What to do – Please reproduce all of the entries exactly, without omitting any.

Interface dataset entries

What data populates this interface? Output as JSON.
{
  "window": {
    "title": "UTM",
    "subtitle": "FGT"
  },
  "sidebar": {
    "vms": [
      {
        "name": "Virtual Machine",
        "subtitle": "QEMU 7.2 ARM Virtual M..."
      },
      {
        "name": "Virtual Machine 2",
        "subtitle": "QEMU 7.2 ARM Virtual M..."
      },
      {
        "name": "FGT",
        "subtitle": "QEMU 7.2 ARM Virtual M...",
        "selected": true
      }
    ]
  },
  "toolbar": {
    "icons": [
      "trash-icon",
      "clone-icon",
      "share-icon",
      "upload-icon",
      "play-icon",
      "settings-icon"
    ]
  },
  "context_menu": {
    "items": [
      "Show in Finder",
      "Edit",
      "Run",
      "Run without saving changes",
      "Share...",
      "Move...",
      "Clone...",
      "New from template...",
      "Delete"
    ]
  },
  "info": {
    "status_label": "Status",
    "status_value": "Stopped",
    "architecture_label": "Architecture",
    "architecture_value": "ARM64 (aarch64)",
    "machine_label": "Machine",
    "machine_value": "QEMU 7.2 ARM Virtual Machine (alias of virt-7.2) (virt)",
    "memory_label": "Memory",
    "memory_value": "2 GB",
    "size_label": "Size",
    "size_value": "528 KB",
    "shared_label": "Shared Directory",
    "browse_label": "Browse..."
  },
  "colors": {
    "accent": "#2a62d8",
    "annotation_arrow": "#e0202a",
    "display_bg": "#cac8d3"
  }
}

Answer to the problem –
What data populates this interface? Output as JSON.
{
  "window": {
    "title": "UTM",
    "subtitle": "FGT"
  },
  "sidebar": {
    "vms": [
      {
        "name": "Virtual Machine",
        "subtitle": "QEMU 7.2 ARM Virtual M..."
      },
      {
        "name": "Virtual Machine 2",
        "subtitle": "QEMU 7.2 ARM Virtual M..."
      },
      {
        "name": "FGT",
        "subtitle": "QEMU 7.2 ARM Virtual M...",
        "selected": true
      }
    ]
  },
  "toolbar": {
    "icons": [
      "trash-icon",
      "clone-icon",
      "share-icon",
      "upload-icon",
      "play-icon",
      "settings-icon"
    ]
  },
  "context_menu": {
    "items": [
      "Show in Finder",
      "Edit",
      "Run",
      "Run without saving changes",
      "Share...",
      "Move...",
      "Clone...",
      "New from template...",
      "Delete"
    ]
  },
  "info": {
    "status_label": "Status",
    "status_value": "Stopped",
    "architecture_label": "Architecture",
    "architecture_value": "ARM64 (aarch64)",
    "machine_label": "Machine",
    "machine_value": "QEMU 7.2 ARM Virtual Machine (alias of virt-7.2) (virt)",
    "memory_label": "Memory",
    "memory_value": "2 GB",
    "size_label": "Size",
    "size_value": "528 KB",
    "shared_label": "Shared Directory",
    "browse_label": "Browse..."
  },
  "colors": {
    "accent": "#2a62d8",
    "annotation_arrow": "#e0202a",
    "display_bg": "#cac8d3"
  }
}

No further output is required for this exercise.